Dear Word Detective: While composing an email, I recently used the word “roughshod,” as in “to ride roughshod” over someone. I was surprised when the spellchecker did not disagree with my first hack at spelling the unusual word, as it just looked wrong. Despite having used the word verbally on many occasions, I didn’t recall ever writing it or having seen it in print. I know the meaning of the phrase is to be domineering. I can only guess the phrase is an allusion to being run over by someone or something outfitted or “shod” with something rough, shoes or tires perhaps. — Major Thomas Bauchspies, Baghdad, Iraq.
Well, that’s the problem with computer spellcheckers. You never know whether they (and you) are spelling the word correctly, whether someone has made a mistake in the dictionary file they check things against, or whether they’re just messing with your mind. I have mine set to just underline suspect words, and it usually flags typical errors like “teh.” But occasionally it will quietly accept something one of the cats types while I’m out of the room (such as “WiDdl3e9lim” or “7thtro!!”), which are interesting words but usually not what I had in mind for my next sentence. It really makes me wonder what else it’s considering perfectly acceptable.
For an idiom that’s been around since the late 18th century, “to ride (or “run”) roughshod” remains remarkably popular today. A search for the phrase on Google News returns 113 hits from current news sources. The phrase seems especially popular in sports coverage (“Rangers ride roughshod over Falcons”), where it’s used as a synonym of “vanquish” or “decisively defeat.” But it’s also popular in political coverage (“Now, after years of being allowed to run roughshod over Wisconsin’s political process, these ‘independent expenditure’ groups may find themselves forced to compete on a level playing field,” Green Bay Press-Gazette, 11/13/08). This is more in line with the full modern meaning of “to ride roughshod,” which is “to act without any consideration for legal constraints, norms of behavior, or the feelings of others.”
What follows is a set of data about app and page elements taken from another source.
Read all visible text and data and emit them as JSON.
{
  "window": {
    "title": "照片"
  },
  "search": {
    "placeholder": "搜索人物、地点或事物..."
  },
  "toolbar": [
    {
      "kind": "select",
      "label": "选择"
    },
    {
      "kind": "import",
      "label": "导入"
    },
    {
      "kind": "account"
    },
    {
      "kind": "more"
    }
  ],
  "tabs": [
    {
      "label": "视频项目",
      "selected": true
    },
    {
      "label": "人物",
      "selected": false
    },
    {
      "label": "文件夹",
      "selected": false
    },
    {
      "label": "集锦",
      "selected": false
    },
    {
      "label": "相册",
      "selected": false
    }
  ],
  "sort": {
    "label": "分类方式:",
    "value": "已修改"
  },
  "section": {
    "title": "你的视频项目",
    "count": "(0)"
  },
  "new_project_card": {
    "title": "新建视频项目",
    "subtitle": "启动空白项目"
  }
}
All of these meanings are, however, figurative, not literal. The original literal meaning of “to ride roughshod” was far more brutal. In the 17th century, a horse that was “roughshod” was shod with horseshoes with the nailheads, or sometimes metal points, projecting from the bottom of the shoe. This gave the horse better traction on slippery ground or ice. But when cavalry horses were “roughshod,” they became brutal weapons in a charge against foot soldiers. As bad as being trampled by a horse must be, being struck by “roughshod” hooves is apparently far worse.
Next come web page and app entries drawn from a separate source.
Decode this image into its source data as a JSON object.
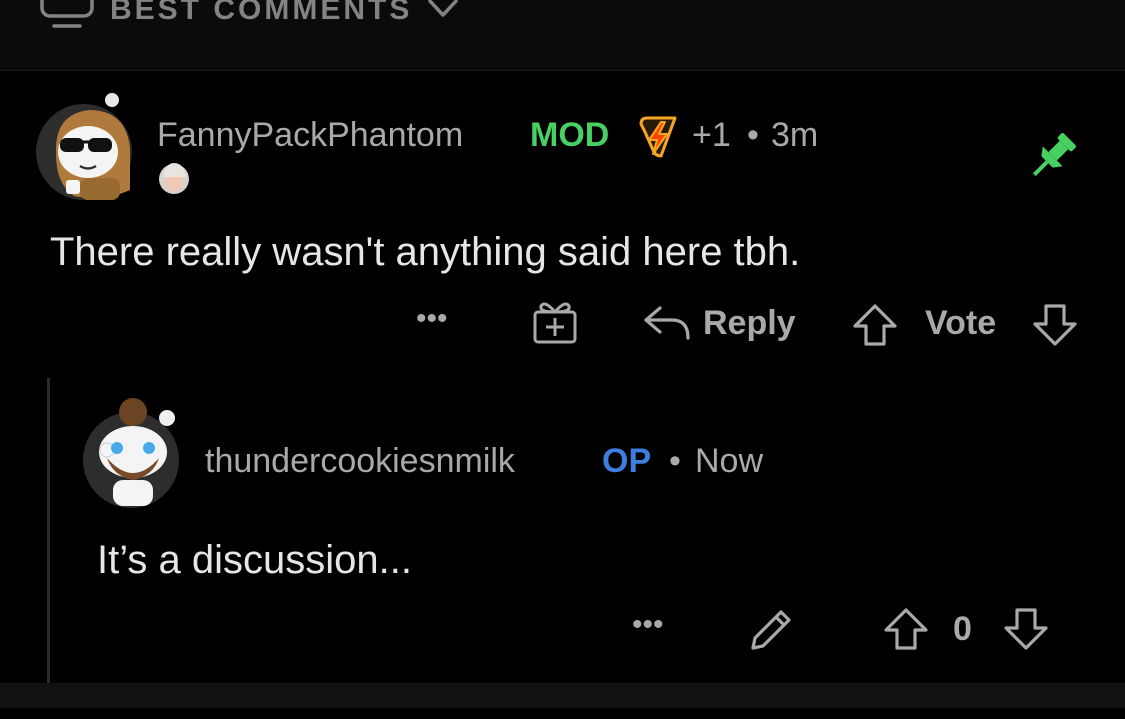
{
  "sort": {
    "label": "BEST COMMENTS",
    "icon": "comments-sort-icon"
  },
  "comments": [
    {
      "author": "FannyPackPhantom",
      "mod_badge": "MOD",
      "award_icon": "lightning-award-icon",
      "karma": "+1",
      "separator": "•",
      "time": "3m",
      "body": "There really wasn't anything said here tbh.",
      "pinned": true,
      "actions": {
        "more": "•••",
        "reply": "Reply",
        "vote": "Vote"
      },
      "colors": {
        "mod": "#46d160",
        "pin": "#46d160",
        "award": "#f5a623"
      }
    },
    {
      "author": "thundercookiesnmilk",
      "op_badge": "OP",
      "separator": "•",
      "time": "Now",
      "body": "It’s a discussion...",
      "actions": {
        "more": "•••",
        "score": "0"
      },
      "colors": {
        "op": "#3d7fe0"
      }
    }
  ]
}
Thus “to ride roughshod” began as a synonym for “to brutally crush or tyrannize,” and only after several centuries was it diluted to its modern metaphorical meaning of “to charge ahead with no regard for the rules.”